▶ ABOUT THIS EXERCISE
Your task is to return all of the records exactly, minus any images.

▶ DATA FOR ANALYSIS
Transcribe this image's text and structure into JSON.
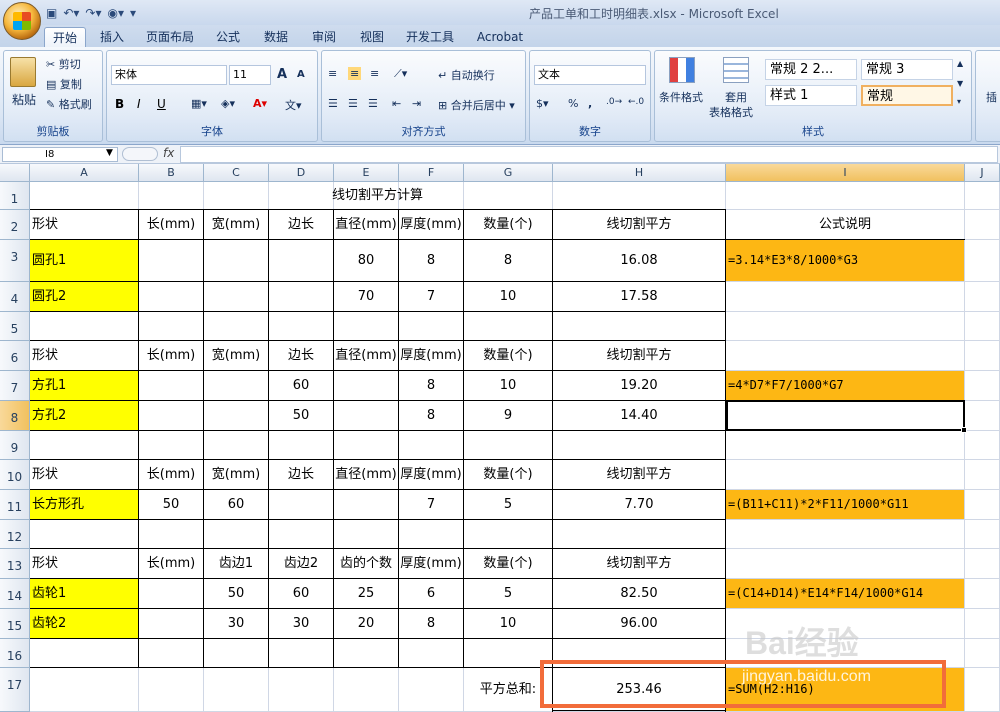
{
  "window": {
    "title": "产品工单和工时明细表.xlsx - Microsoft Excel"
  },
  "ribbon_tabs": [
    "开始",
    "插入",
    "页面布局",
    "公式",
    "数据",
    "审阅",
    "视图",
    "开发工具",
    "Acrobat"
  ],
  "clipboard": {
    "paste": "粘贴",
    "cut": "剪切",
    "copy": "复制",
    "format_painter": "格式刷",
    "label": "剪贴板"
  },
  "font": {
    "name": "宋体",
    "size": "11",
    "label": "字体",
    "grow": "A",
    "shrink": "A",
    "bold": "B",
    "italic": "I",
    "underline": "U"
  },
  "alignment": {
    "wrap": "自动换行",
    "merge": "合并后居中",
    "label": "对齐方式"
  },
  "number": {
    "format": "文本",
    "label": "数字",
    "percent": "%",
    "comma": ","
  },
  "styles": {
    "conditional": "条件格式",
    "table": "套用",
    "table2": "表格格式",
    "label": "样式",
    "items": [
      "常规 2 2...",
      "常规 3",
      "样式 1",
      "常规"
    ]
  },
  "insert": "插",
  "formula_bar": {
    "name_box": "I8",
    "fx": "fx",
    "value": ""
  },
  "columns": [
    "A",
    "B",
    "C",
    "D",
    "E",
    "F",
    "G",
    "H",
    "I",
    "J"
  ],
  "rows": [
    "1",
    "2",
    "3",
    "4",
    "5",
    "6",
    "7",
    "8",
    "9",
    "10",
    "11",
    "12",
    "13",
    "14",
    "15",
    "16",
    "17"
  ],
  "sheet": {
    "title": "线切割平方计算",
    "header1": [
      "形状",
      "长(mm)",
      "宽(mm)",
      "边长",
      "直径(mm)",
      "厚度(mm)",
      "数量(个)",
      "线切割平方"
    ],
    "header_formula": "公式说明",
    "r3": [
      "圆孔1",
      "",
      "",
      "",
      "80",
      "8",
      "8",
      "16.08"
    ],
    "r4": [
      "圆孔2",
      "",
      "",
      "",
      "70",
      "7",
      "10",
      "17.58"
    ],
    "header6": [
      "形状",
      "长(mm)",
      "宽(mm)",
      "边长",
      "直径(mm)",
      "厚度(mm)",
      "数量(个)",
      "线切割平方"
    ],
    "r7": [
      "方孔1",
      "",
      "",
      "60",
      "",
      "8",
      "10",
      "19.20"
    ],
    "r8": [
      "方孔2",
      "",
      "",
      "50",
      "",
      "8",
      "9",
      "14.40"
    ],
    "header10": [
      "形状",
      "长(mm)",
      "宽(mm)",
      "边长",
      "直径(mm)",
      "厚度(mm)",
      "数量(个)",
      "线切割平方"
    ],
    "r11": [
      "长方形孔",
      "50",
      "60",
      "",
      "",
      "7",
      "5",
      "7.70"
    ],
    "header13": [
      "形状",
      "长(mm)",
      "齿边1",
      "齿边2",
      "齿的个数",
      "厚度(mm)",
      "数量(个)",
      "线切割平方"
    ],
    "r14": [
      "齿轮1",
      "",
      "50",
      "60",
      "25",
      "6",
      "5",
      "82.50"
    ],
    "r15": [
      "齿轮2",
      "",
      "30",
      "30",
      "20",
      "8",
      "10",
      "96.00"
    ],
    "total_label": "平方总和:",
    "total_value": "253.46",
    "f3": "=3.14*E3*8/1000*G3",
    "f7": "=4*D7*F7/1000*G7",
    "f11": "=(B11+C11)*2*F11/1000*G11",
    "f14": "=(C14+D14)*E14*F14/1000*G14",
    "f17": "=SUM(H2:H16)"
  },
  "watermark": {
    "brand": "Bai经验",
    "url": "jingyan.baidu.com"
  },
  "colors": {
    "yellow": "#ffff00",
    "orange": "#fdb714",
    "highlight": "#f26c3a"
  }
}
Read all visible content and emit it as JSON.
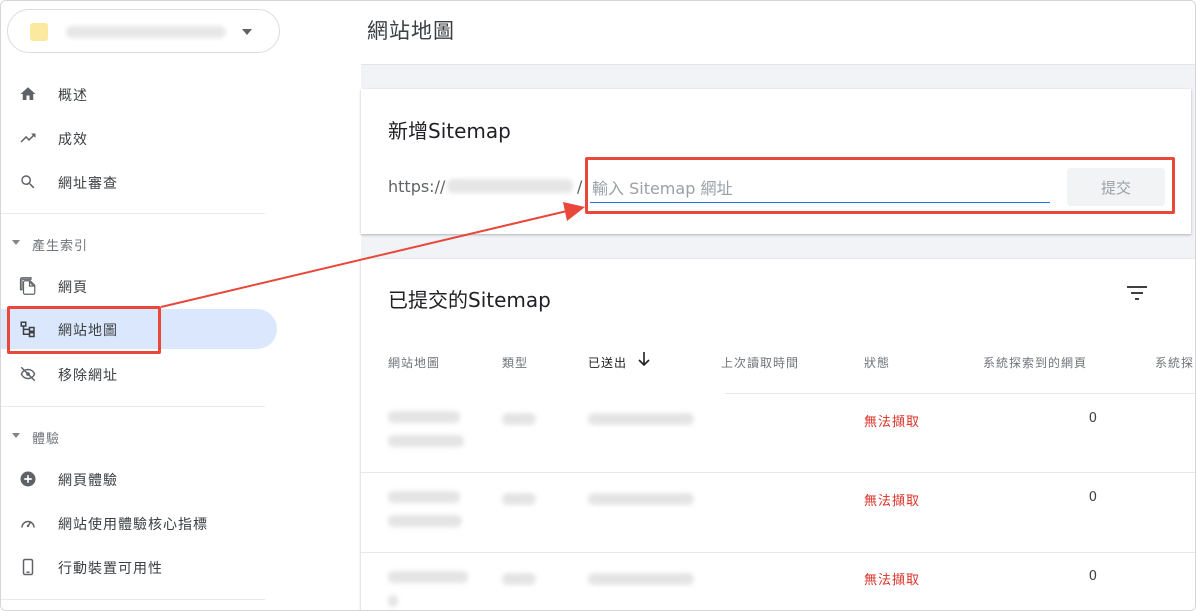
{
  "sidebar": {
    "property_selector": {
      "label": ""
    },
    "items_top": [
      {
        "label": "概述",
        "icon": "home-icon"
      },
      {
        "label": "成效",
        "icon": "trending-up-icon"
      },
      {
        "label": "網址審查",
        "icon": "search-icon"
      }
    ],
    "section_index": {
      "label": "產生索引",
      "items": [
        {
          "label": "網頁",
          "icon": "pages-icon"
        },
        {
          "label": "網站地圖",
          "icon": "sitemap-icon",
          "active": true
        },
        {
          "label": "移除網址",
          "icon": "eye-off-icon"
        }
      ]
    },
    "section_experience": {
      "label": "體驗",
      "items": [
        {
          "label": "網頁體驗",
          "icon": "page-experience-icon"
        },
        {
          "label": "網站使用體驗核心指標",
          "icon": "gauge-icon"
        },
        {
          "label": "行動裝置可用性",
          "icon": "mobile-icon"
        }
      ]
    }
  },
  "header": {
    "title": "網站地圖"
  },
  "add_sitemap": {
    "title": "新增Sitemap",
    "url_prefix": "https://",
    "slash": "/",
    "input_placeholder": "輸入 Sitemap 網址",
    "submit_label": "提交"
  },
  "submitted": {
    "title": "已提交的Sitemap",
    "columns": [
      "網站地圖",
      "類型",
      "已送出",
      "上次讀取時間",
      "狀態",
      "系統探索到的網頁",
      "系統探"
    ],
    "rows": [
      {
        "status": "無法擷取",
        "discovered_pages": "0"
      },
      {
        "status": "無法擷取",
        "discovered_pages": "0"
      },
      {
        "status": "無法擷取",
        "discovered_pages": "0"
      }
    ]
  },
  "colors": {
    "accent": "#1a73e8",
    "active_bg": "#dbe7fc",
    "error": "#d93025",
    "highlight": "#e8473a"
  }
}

▶ SOLUTION BELOW
Transcribe this image's text and structure into JSON.
{
  "window": {
    "title": "产品工单和工时明细表.xlsx - Microsoft Excel"
  },
  "ribbon_tabs": [
    "开始",
    "插入",
    "页面布局",
    "公式",
    "数据",
    "审阅",
    "视图",
    "开发工具",
    "Acrobat"
  ],
  "clipboard": {
    "paste": "粘贴",
    "cut": "剪切",
    "copy": "复制",
    "format_painter": "格式刷",
    "label": "剪贴板"
  },
  "font": {
    "name": "宋体",
    "size": "11",
    "label": "字体",
    "grow": "A",
    "shrink": "A",
    "bold": "B",
    "italic": "I",
    "underline": "U"
  },
  "alignment": {
    "wrap": "自动换行",
    "merge": "合并后居中",
    "label": "对齐方式"
  },
  "number": {
    "format": "文本",
    "label": "数字",
    "percent": "%",
    "comma": ","
  },
  "styles": {
    "conditional": "条件格式",
    "table": "套用",
    "table2": "表格格式",
    "label": "样式",
    "items": [
      "常规 2 2...",
      "常规 3",
      "样式 1",
      "常规"
    ]
  },
  "insert": "插",
  "formula_bar": {
    "name_box": "I8",
    "fx": "fx",
    "value": ""
  },
  "columns": [
    "A",
    "B",
    "C",
    "D",
    "E",
    "F",
    "G",
    "H",
    "I",
    "J"
  ],
  "rows": [
    "1",
    "2",
    "3",
    "4",
    "5",
    "6",
    "7",
    "8",
    "9",
    "10",
    "11",
    "12",
    "13",
    "14",
    "15",
    "16",
    "17"
  ],
  "sheet": {
    "title": "线切割平方计算",
    "header1": [
      "形状",
      "长(mm)",
      "宽(mm)",
      "边长",
      "直径(mm)",
      "厚度(mm)",
      "数量(个)",
      "线切割平方"
    ],
    "header_formula": "公式说明",
    "r3": [
      "圆孔1",
      "",
      "",
      "",
      "80",
      "8",
      "8",
      "16.08"
    ],
    "r4": [
      "圆孔2",
      "",
      "",
      "",
      "70",
      "7",
      "10",
      "17.58"
    ],
    "header6": [
      "形状",
      "长(mm)",
      "宽(mm)",
      "边长",
      "直径(mm)",
      "厚度(mm)",
      "数量(个)",
      "线切割平方"
    ],
    "r7": [
      "方孔1",
      "",
      "",
      "60",
      "",
      "8",
      "10",
      "19.20"
    ],
    "r8": [
      "方孔2",
      "",
      "",
      "50",
      "",
      "8",
      "9",
      "14.40"
    ],
    "header10": [
      "形状",
      "长(mm)",
      "宽(mm)",
      "边长",
      "直径(mm)",
      "厚度(mm)",
      "数量(个)",
      "线切割平方"
    ],
    "r11": [
      "长方形孔",
      "50",
      "60",
      "",
      "",
      "7",
      "5",
      "7.70"
    ],
    "header13": [
      "形状",
      "长(mm)",
      "齿边1",
      "齿边2",
      "齿的个数",
      "厚度(mm)",
      "数量(个)",
      "线切割平方"
    ],
    "r14": [
      "齿轮1",
      "",
      "50",
      "60",
      "25",
      "6",
      "5",
      "82.50"
    ],
    "r15": [
      "齿轮2",
      "",
      "30",
      "30",
      "20",
      "8",
      "10",
      "96.00"
    ],
    "total_label": "平方总和:",
    "total_value": "253.46",
    "f3": "=3.14*E3*8/1000*G3",
    "f7": "=4*D7*F7/1000*G7",
    "f11": "=(B11+C11)*2*F11/1000*G11",
    "f14": "=(C14+D14)*E14*F14/1000*G14",
    "f17": "=SUM(H2:H16)"
  },
  "watermark": {
    "brand": "Bai经验",
    "url": "jingyan.baidu.com"
  },
  "colors": {
    "yellow": "#ffff00",
    "orange": "#fdb714",
    "highlight": "#f26c3a"
  }
}
Read all visible content and emit it as JSON.
{
  "sidebar": {
    "property_selector": {
      "label": ""
    },
    "items_top": [
      {
        "label": "概述",
        "icon": "home-icon"
      },
      {
        "label": "成效",
        "icon": "trending-up-icon"
      },
      {
        "label": "網址審查",
        "icon": "search-icon"
      }
    ],
    "section_index": {
      "label": "產生索引",
      "items": [
        {
          "label": "網頁",
          "icon": "pages-icon"
        },
        {
          "label": "網站地圖",
          "icon": "sitemap-icon",
          "active": true
        },
        {
          "label": "移除網址",
          "icon": "eye-off-icon"
        }
      ]
    },
    "section_experience": {
      "label": "體驗",
      "items": [
        {
          "label": "網頁體驗",
          "icon": "page-experience-icon"
        },
        {
          "label": "網站使用體驗核心指標",
          "icon": "gauge-icon"
        },
        {
          "label": "行動裝置可用性",
          "icon": "mobile-icon"
        }
      ]
    }
  },
  "header": {
    "title": "網站地圖"
  },
  "add_sitemap": {
    "title": "新增Sitemap",
    "url_prefix": "https://",
    "slash": "/",
    "input_placeholder": "輸入 Sitemap 網址",
    "submit_label": "提交"
  },
  "submitted": {
    "title": "已提交的Sitemap",
    "columns": [
      "網站地圖",
      "類型",
      "已送出",
      "上次讀取時間",
      "狀態",
      "系統探索到的網頁",
      "系統探"
    ],
    "rows": [
      {
        "status": "無法擷取",
        "discovered_pages": "0"
      },
      {
        "status": "無法擷取",
        "discovered_pages": "0"
      },
      {
        "status": "無法擷取",
        "discovered_pages": "0"
      }
    ]
  },
  "colors": {
    "accent": "#1a73e8",
    "active_bg": "#dbe7fc",
    "error": "#d93025",
    "highlight": "#e8473a"
  }
}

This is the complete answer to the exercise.